How do young children respond to being taken out of their routine, out of what they normally do?
What kind of control or choice did the children have in this learning?
What were her needs? 
Were they being met?
What do we know about how children learn best?
How might you have set up this same work in the midst of our classroom, as an exploratory center, for children to choose of their own liking?
How might you have made the lesson more palatable? 
How might you have engaged her?
What do we know about how children learn best?

But there is no time to say all this. It is time to clean up, to line up, to head to the playground. We can only speak to one another in passing, as we continue with our day. I decided to say the piece that keeps repeating in my head. I say simply,
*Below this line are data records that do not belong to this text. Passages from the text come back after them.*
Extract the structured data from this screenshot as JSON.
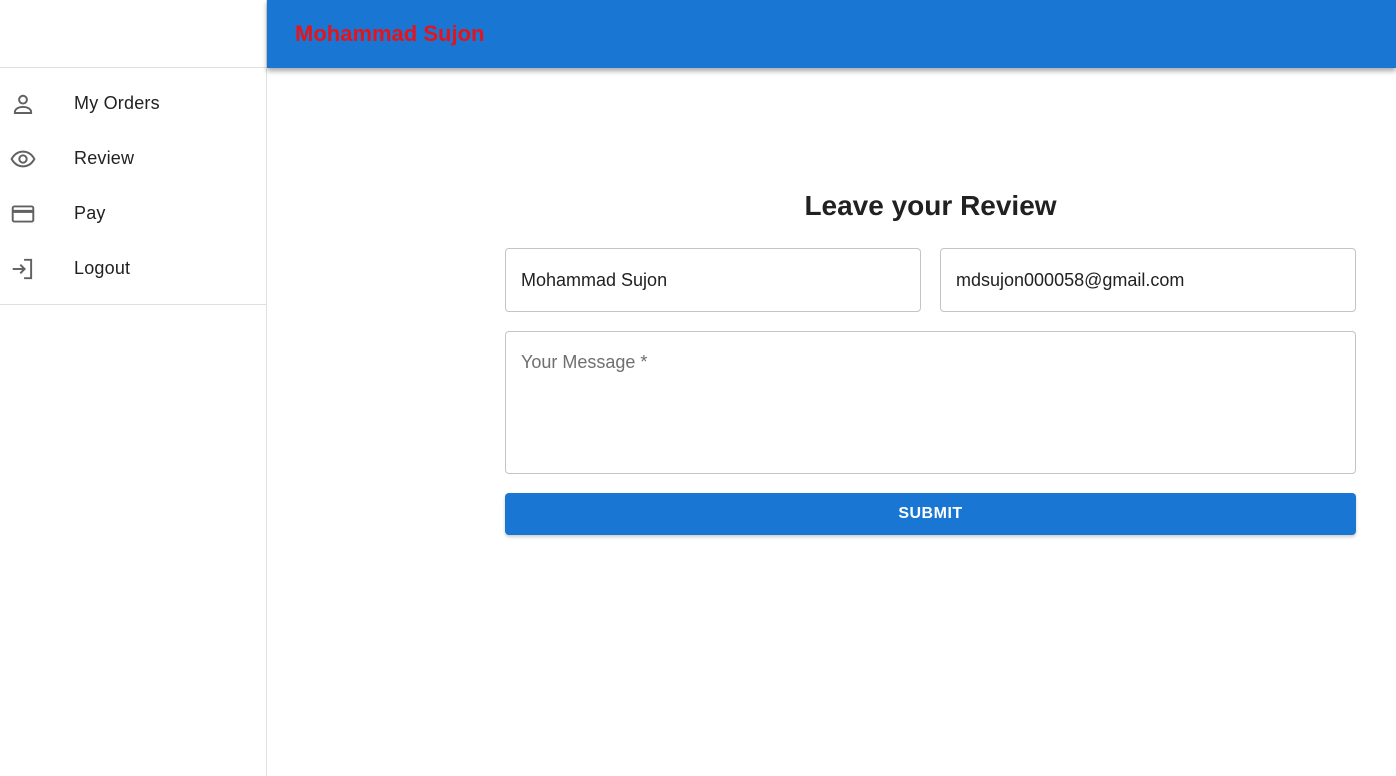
{
  "app": {
    "title": "Mohammad Sujon",
    "title_color": "#e5141c",
    "appbar_color": "#1976d2"
  },
  "sidebar": {
    "items": [
      {
        "label": "My Orders",
        "icon": "person-icon"
      },
      {
        "label": "Review",
        "icon": "eye-icon"
      },
      {
        "label": "Pay",
        "icon": "credit-card-icon"
      },
      {
        "label": "Logout",
        "icon": "login-icon"
      }
    ]
  },
  "form": {
    "title": "Leave your Review",
    "name_value": "Mohammad Sujon",
    "email_value": "mdsujon000058@gmail.com",
    "message_placeholder": "Your Message *",
    "submit_label": "SUBMIT"
  }
}
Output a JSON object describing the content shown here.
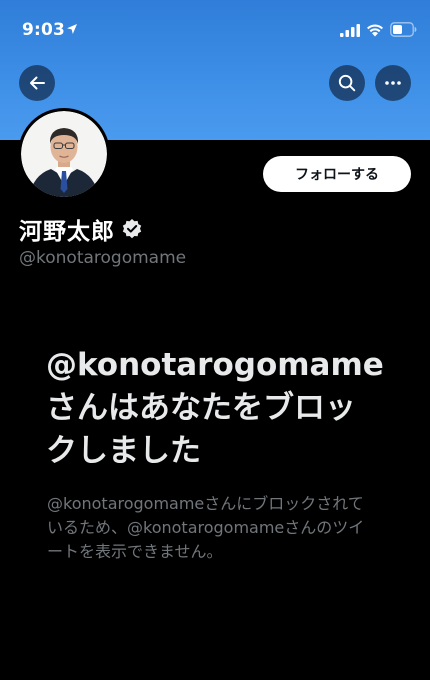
{
  "status_bar": {
    "time": "9:03",
    "icons": [
      "location-arrow-icon",
      "signal-icon",
      "wifi-icon",
      "battery-icon"
    ]
  },
  "nav": {
    "back_icon": "back-arrow-icon",
    "search_icon": "search-icon",
    "more_icon": "more-icon"
  },
  "profile": {
    "display_name": "河野太郎",
    "handle": "@konotarogomame",
    "verified": true,
    "follow_label": "フォローする",
    "banner_color": "#3d8ee6"
  },
  "blocked": {
    "title": "@konotarogomameさんはあなたをブロックしました",
    "body": "@konotarogomameさんにブロックされているため、@konotarogomameさんのツイートを表示できません。"
  },
  "colors": {
    "background": "#000000",
    "primary_text": "#e7e9ea",
    "secondary_text": "#71767b",
    "follow_button_bg": "#ffffff"
  }
}
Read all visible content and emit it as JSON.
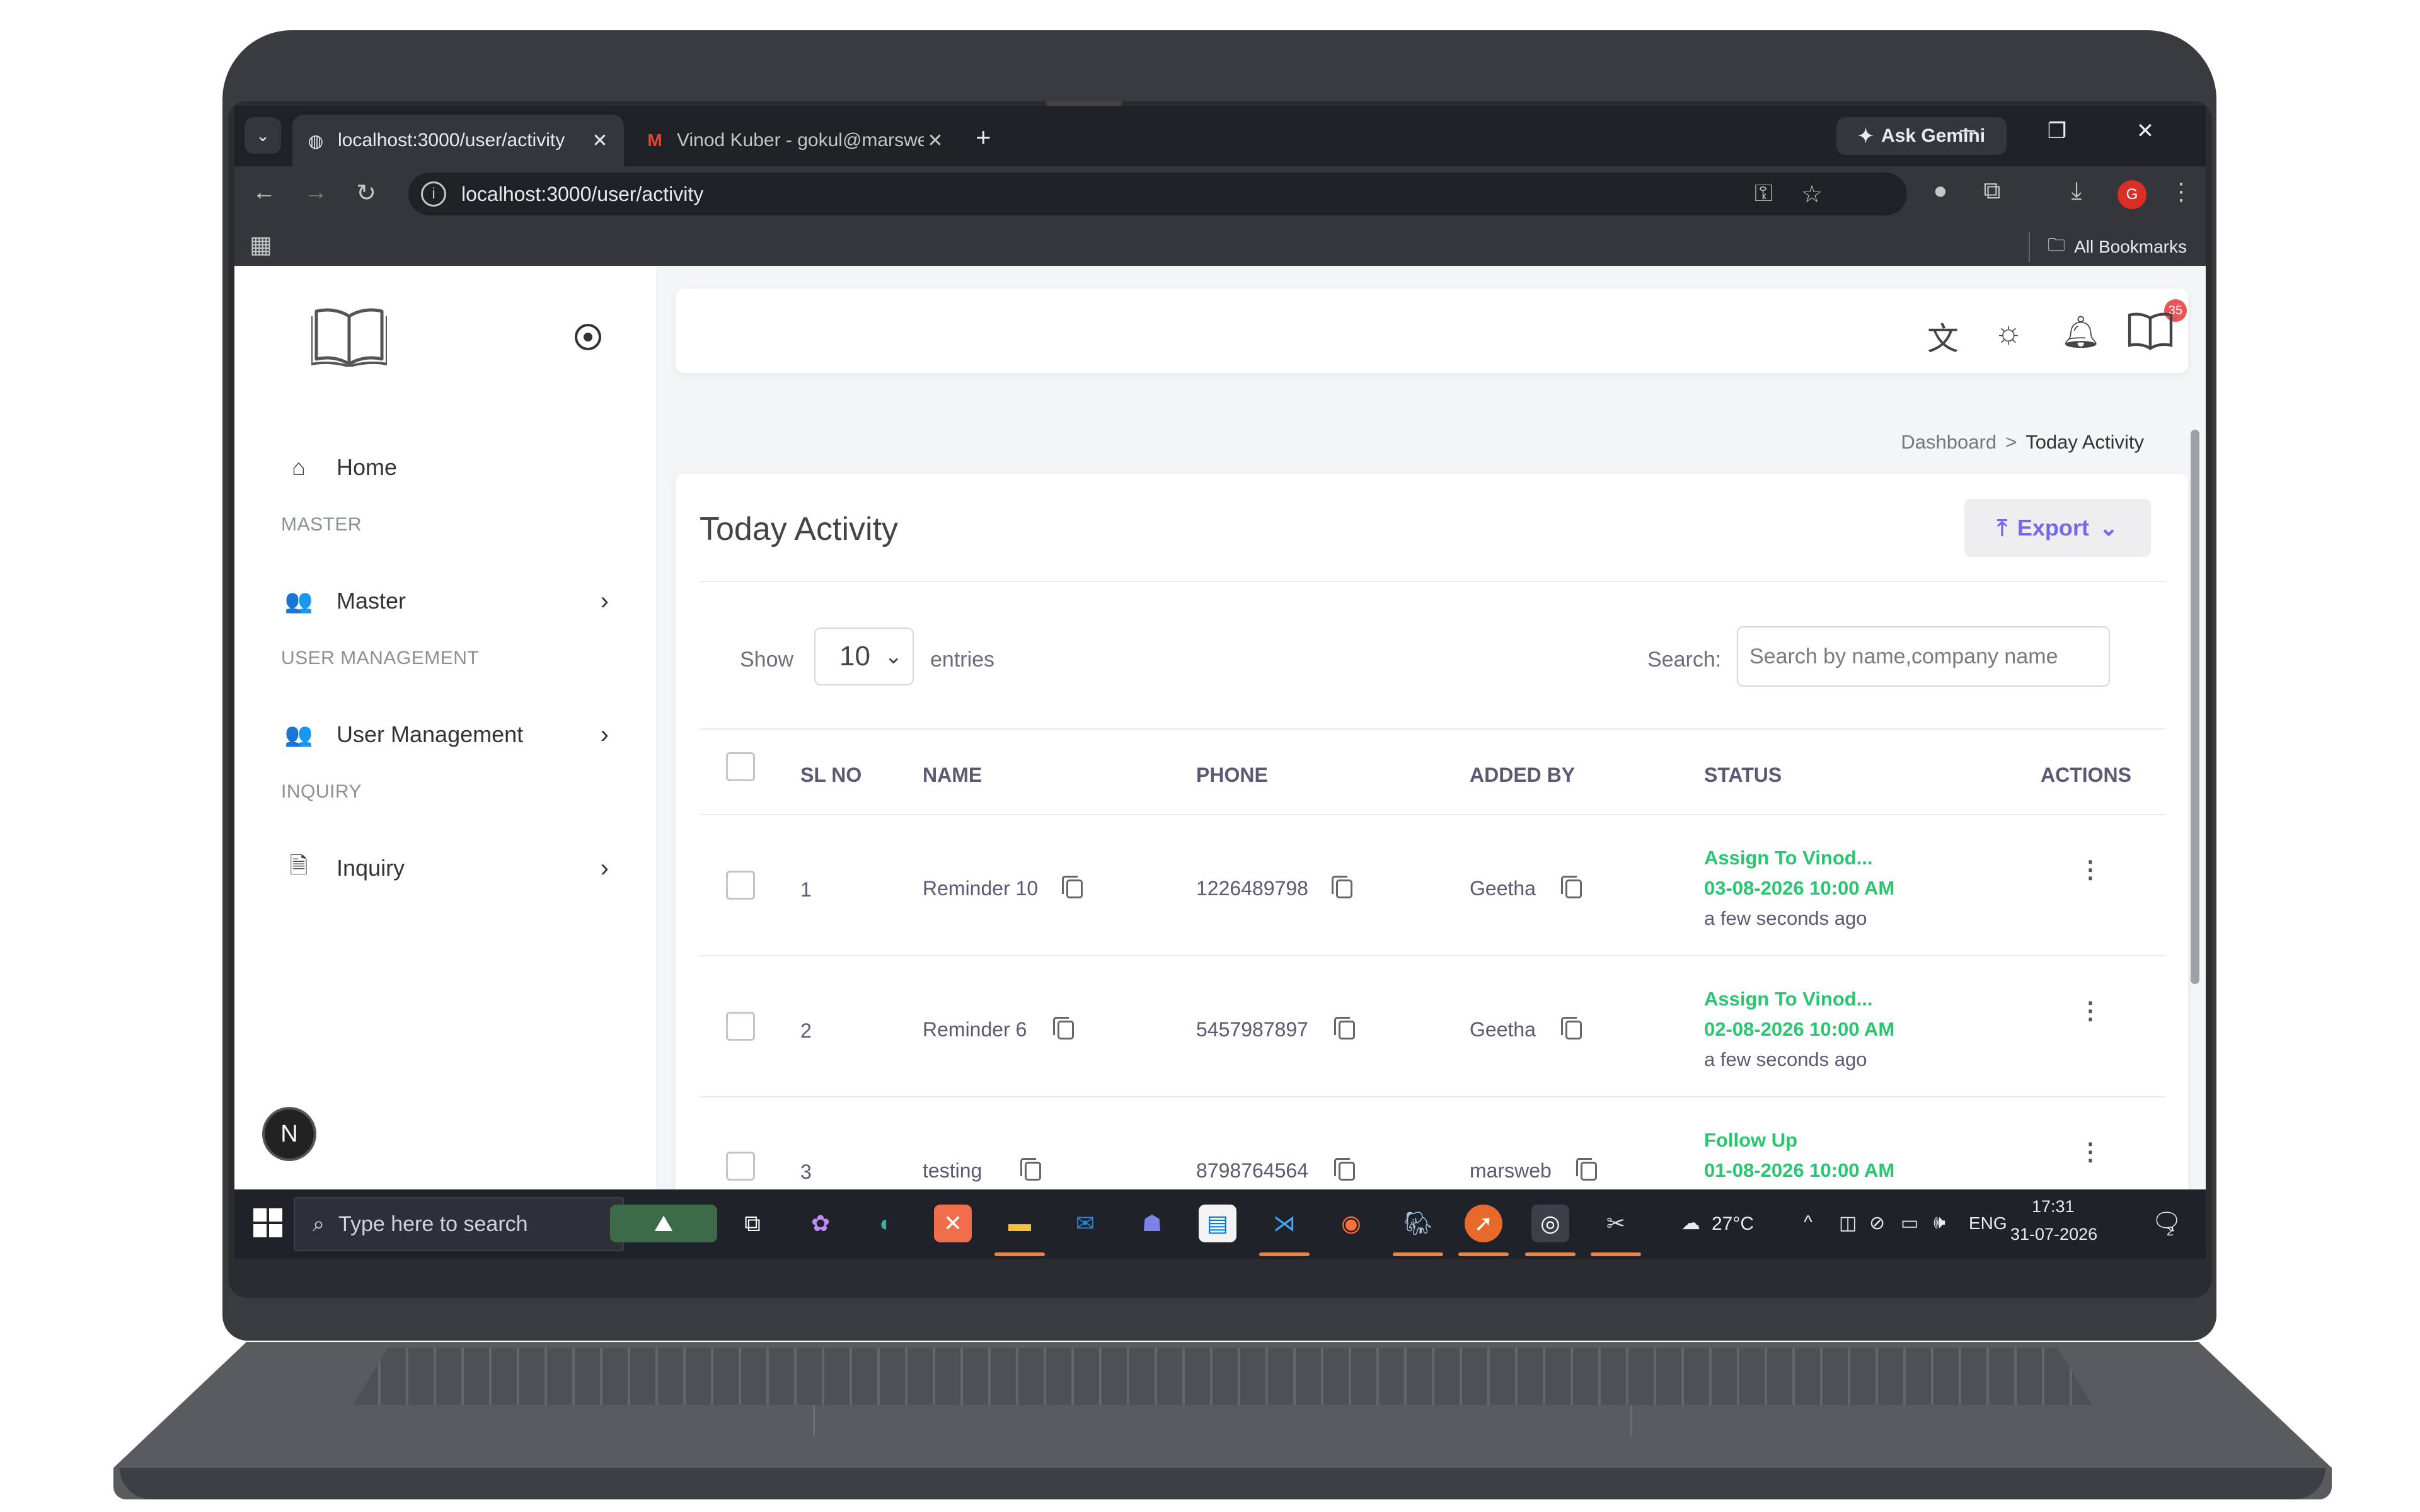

"I hope that you will find time to reflect on the lesson for this one student, how and why it wasn't a successful experience for her. What do we know about how children learn best?"

Gnawing thoughts continue - will she take the time to reflect? In the midst of the rigor of working in this classroom, going to grad school, applying for a teaching position for next year, will she ever have the mental space to think about this? How can I help her see how essential it is to think about this? 

Unbelievably, a day later, I continue to have this gnawing feeling that I haven't coached her well enough, that I haven't 'gotten through to her,' that she doesn't understand me fully.

I remind myself to breathe in, breathe out.

This I know for sure -
my Teaching Resident,
just like any young child,
will learn as she goes, as she grows, 
through cause and effect, 
through failure and success, 
through reflection.
She has learned so much already, and
in time, with time,
she will understand, do, and learn more.

Maybe she will challenge herself to do the same project inside the classroom next,
in the midst of the whirling energy of preschoolers.
Maybe she won't.

Rest assured,
she will learn as she goes, as she grows.

I am not her only teacher.
I am not her last stop.

What do we know about how children learn best?
What do we know about how teachers learn best?


  1. You're asking so many great questions, Maureen. I'm sure if she's working with you she sees how you reflect as an educator. She might not do it now, but she will grow to be a reflective practitioner because of the time she spent with you. I'm quite confident about that.

    Enjoy your snow day!

  2. Your reflection is right on. Know that she has a wonderful mentor; whatever she takes from her work with you will mold her into the teacher she will be. Lucky her!

  3. Your reflection is right on. Know that she has a wonderful mentor; whatever she takes from her work with you will mold her into the teacher she will be. Lucky her!

  4. You worded this so beautifully. I think people can be born with that innate thing that makes them stop in their tracks and check in with a child. Offering up that I miss my mommy too sometimes. Asking which object her mommy might like the best and why. Sometimes we can teach that empathy and redirection, sometimes not. The gift of being human I guess. Your piece reminded me of the importance of reflection.